Task goal - Among the entries that follow, find every line with the word "JSON" and copy it.

Supplied entries -

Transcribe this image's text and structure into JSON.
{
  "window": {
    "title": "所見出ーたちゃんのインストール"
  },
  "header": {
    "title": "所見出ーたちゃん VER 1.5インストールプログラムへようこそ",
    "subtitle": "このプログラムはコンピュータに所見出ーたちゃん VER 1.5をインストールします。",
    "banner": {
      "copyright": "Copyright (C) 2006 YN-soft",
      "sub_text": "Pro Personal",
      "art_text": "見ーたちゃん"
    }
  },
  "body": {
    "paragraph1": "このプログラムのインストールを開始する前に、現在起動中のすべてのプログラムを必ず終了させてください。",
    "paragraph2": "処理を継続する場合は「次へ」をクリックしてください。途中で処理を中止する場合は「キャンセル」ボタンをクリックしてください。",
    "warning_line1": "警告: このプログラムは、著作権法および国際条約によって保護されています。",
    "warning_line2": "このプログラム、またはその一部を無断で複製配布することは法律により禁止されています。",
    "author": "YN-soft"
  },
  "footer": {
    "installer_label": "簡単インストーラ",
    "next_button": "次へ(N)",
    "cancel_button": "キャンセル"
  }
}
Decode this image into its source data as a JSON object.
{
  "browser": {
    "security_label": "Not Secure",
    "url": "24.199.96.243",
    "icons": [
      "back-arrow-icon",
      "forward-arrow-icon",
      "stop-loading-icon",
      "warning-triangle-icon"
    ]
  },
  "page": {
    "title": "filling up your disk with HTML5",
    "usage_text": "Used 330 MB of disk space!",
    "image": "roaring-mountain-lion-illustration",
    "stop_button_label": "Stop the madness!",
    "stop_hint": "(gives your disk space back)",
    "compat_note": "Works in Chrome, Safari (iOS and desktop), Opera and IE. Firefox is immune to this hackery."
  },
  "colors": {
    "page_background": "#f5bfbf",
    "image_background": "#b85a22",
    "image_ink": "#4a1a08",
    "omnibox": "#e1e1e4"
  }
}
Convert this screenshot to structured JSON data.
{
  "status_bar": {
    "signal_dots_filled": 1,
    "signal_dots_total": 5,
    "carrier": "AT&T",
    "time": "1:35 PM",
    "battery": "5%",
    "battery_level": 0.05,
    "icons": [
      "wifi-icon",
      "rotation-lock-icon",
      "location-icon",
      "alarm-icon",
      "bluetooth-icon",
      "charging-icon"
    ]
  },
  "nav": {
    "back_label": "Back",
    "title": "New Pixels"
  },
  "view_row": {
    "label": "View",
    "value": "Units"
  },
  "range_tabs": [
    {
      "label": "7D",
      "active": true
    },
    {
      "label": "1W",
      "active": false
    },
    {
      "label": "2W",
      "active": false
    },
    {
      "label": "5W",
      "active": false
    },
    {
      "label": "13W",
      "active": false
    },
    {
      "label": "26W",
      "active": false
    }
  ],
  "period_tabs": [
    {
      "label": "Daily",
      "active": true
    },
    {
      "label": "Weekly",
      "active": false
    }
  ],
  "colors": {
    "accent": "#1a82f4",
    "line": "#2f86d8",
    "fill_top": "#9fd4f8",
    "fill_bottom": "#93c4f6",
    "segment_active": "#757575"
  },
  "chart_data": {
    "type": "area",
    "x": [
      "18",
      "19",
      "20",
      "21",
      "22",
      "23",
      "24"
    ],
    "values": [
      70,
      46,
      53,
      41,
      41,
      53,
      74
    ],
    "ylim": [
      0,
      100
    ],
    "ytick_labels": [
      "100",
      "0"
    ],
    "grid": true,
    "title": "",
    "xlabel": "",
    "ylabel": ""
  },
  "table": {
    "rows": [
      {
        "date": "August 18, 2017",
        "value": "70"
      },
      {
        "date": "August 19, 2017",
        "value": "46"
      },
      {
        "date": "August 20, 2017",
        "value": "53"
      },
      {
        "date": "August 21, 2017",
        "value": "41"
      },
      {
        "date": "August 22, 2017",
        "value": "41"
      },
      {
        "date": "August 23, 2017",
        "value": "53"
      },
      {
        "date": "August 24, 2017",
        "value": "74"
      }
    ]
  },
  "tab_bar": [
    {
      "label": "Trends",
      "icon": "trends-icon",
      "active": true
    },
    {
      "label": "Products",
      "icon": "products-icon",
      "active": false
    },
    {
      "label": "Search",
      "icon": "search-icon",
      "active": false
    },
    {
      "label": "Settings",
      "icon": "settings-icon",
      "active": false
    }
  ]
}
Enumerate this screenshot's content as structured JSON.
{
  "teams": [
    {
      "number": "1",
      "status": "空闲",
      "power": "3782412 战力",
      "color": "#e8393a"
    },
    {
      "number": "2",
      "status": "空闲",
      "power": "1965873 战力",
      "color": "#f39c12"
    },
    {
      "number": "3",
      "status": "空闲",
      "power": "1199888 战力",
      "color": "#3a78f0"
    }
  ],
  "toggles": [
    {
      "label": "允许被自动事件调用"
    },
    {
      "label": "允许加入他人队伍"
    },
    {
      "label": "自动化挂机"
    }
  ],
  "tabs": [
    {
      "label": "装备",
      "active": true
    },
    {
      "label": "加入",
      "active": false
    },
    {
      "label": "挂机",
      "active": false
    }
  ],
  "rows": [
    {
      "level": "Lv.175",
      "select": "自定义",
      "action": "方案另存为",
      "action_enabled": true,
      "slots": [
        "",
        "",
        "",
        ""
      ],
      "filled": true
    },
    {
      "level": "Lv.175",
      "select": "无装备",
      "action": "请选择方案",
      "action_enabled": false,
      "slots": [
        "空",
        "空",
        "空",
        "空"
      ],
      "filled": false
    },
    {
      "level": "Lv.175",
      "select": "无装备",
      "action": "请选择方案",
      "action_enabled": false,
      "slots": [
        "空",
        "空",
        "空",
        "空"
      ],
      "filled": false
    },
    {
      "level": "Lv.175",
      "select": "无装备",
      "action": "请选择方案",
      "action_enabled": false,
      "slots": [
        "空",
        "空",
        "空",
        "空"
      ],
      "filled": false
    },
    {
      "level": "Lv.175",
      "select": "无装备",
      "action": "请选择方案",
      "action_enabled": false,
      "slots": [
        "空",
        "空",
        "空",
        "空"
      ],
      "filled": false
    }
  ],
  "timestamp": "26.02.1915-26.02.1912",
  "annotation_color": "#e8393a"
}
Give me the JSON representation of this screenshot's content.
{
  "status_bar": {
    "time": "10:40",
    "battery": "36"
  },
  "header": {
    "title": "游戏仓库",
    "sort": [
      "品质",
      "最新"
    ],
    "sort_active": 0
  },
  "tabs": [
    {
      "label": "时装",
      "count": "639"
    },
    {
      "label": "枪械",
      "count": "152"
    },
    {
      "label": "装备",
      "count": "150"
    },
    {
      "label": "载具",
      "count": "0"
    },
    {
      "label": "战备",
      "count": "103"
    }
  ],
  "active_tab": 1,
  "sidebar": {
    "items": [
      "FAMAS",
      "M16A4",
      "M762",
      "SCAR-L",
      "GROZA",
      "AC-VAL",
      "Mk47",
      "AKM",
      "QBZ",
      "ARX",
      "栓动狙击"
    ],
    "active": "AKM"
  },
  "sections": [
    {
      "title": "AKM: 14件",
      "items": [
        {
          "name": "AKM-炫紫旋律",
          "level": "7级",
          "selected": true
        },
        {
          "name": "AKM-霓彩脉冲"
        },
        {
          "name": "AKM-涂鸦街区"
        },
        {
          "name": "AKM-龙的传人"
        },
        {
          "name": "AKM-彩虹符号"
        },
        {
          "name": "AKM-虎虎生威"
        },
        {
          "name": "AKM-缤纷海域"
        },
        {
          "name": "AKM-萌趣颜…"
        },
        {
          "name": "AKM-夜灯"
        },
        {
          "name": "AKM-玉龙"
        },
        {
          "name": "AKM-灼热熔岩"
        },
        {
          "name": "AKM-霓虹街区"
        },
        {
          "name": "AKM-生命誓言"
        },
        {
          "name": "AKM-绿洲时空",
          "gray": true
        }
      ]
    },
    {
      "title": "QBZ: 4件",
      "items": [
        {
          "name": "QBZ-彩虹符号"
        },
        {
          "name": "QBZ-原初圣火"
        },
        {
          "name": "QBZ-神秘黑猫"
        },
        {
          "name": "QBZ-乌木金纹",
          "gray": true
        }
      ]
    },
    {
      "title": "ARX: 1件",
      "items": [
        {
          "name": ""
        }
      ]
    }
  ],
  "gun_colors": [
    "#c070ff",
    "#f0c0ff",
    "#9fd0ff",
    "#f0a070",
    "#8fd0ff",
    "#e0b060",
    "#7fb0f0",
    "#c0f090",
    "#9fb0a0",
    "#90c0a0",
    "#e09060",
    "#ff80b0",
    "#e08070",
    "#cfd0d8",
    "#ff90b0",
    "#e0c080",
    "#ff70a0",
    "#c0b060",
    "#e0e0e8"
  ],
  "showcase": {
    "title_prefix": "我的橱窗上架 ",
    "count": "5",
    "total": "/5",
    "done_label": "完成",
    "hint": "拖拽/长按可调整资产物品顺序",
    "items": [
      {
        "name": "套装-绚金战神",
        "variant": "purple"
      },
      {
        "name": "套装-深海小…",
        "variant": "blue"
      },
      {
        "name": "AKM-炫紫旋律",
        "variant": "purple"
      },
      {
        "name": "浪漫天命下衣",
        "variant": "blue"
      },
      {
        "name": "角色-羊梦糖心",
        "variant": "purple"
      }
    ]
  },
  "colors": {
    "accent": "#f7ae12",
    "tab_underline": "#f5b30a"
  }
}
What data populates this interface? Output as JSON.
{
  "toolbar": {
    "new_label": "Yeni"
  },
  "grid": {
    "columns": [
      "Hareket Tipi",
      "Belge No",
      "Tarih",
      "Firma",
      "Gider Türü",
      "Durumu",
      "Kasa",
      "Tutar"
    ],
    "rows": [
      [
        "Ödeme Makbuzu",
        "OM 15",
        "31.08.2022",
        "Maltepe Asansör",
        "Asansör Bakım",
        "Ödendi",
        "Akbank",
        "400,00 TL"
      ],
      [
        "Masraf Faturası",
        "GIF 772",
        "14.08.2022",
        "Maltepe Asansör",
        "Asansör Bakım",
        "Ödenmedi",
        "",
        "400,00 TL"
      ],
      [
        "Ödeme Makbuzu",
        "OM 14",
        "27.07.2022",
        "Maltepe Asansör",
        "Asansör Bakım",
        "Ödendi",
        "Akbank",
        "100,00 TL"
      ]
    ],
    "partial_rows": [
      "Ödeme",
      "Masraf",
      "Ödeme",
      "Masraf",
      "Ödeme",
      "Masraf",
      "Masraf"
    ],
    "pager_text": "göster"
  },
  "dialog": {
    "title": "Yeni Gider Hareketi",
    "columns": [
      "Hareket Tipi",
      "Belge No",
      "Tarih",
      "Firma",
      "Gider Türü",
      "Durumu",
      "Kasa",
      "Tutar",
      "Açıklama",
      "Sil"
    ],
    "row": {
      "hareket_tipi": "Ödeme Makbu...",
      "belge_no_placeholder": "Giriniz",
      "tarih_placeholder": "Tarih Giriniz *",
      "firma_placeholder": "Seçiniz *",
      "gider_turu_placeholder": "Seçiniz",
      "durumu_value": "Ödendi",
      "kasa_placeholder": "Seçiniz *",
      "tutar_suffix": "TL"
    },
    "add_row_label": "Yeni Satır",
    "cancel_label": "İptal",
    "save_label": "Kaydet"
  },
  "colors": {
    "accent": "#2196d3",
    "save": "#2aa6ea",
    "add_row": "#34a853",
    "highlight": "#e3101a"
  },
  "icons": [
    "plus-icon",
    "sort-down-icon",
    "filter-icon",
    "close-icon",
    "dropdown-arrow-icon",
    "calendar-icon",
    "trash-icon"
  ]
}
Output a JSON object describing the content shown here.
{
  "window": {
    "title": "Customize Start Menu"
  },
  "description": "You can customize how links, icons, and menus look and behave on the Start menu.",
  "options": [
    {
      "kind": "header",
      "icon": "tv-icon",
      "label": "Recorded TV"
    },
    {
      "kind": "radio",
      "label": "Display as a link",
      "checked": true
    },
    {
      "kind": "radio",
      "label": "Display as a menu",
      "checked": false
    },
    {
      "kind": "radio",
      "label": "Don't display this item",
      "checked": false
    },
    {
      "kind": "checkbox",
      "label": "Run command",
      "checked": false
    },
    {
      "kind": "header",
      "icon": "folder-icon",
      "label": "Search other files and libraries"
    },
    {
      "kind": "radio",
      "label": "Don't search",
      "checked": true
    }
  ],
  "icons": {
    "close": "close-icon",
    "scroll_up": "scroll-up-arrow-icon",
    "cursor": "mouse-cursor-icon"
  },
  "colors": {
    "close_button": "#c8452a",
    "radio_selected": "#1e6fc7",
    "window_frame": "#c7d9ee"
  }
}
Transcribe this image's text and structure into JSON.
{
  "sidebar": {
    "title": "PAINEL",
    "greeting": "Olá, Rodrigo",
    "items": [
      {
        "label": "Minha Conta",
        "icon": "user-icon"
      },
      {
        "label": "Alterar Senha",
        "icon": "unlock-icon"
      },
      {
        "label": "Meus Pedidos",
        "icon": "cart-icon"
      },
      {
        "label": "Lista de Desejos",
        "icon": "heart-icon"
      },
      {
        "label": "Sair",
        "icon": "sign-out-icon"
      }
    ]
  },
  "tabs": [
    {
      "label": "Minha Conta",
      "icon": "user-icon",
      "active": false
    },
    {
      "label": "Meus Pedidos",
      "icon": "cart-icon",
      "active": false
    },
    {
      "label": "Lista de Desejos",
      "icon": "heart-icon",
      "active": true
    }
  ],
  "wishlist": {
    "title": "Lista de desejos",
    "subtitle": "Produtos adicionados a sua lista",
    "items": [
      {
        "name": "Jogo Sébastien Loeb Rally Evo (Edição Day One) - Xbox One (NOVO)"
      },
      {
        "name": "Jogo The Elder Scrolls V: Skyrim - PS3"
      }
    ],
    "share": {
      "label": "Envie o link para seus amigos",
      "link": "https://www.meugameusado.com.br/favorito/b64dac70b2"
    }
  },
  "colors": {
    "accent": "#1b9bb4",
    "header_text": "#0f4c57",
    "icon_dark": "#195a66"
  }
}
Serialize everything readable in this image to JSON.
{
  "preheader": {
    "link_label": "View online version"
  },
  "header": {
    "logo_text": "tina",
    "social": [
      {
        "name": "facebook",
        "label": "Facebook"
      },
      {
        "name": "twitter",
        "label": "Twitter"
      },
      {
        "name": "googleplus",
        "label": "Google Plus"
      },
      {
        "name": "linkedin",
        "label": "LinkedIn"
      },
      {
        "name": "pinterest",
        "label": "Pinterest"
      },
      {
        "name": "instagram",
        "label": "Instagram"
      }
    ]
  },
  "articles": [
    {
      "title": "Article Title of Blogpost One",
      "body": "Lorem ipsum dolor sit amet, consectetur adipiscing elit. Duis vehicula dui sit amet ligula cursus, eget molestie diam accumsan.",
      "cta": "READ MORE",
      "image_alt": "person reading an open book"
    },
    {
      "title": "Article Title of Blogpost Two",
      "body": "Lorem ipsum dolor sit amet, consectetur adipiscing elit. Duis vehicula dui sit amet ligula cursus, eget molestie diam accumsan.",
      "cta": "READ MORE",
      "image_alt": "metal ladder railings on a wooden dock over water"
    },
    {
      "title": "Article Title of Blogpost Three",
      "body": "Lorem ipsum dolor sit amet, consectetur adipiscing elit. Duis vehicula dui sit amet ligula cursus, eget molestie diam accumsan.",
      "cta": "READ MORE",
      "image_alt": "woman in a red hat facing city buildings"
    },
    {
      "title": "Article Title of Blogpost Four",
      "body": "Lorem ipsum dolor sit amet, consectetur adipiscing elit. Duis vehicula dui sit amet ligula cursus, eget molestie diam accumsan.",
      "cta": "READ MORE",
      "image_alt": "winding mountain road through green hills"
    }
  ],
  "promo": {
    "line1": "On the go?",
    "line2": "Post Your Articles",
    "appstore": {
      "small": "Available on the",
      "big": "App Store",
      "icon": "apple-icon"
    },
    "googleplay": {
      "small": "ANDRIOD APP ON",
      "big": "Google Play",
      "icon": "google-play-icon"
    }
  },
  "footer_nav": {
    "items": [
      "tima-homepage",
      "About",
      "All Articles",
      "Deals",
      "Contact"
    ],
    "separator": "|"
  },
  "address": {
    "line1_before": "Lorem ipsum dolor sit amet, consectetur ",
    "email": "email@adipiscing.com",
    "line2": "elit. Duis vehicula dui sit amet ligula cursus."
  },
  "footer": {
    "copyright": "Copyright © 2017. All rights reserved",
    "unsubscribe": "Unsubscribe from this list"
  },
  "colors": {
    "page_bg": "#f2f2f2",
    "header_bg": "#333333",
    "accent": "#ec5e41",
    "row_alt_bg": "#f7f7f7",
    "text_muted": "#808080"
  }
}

Output of the task -
Transcribe this image's text and structure into JSON.
Decode this image into its source data as a JSON object.
Convert this screenshot to structured JSON data.
Enumerate this screenshot's content as structured JSON.
Give me the JSON representation of this screenshot's content.
What data populates this interface? Output as JSON.
Output a JSON object describing the content shown here.
Transcribe this image's text and structure into JSON.
Serialize everything readable in this image to JSON.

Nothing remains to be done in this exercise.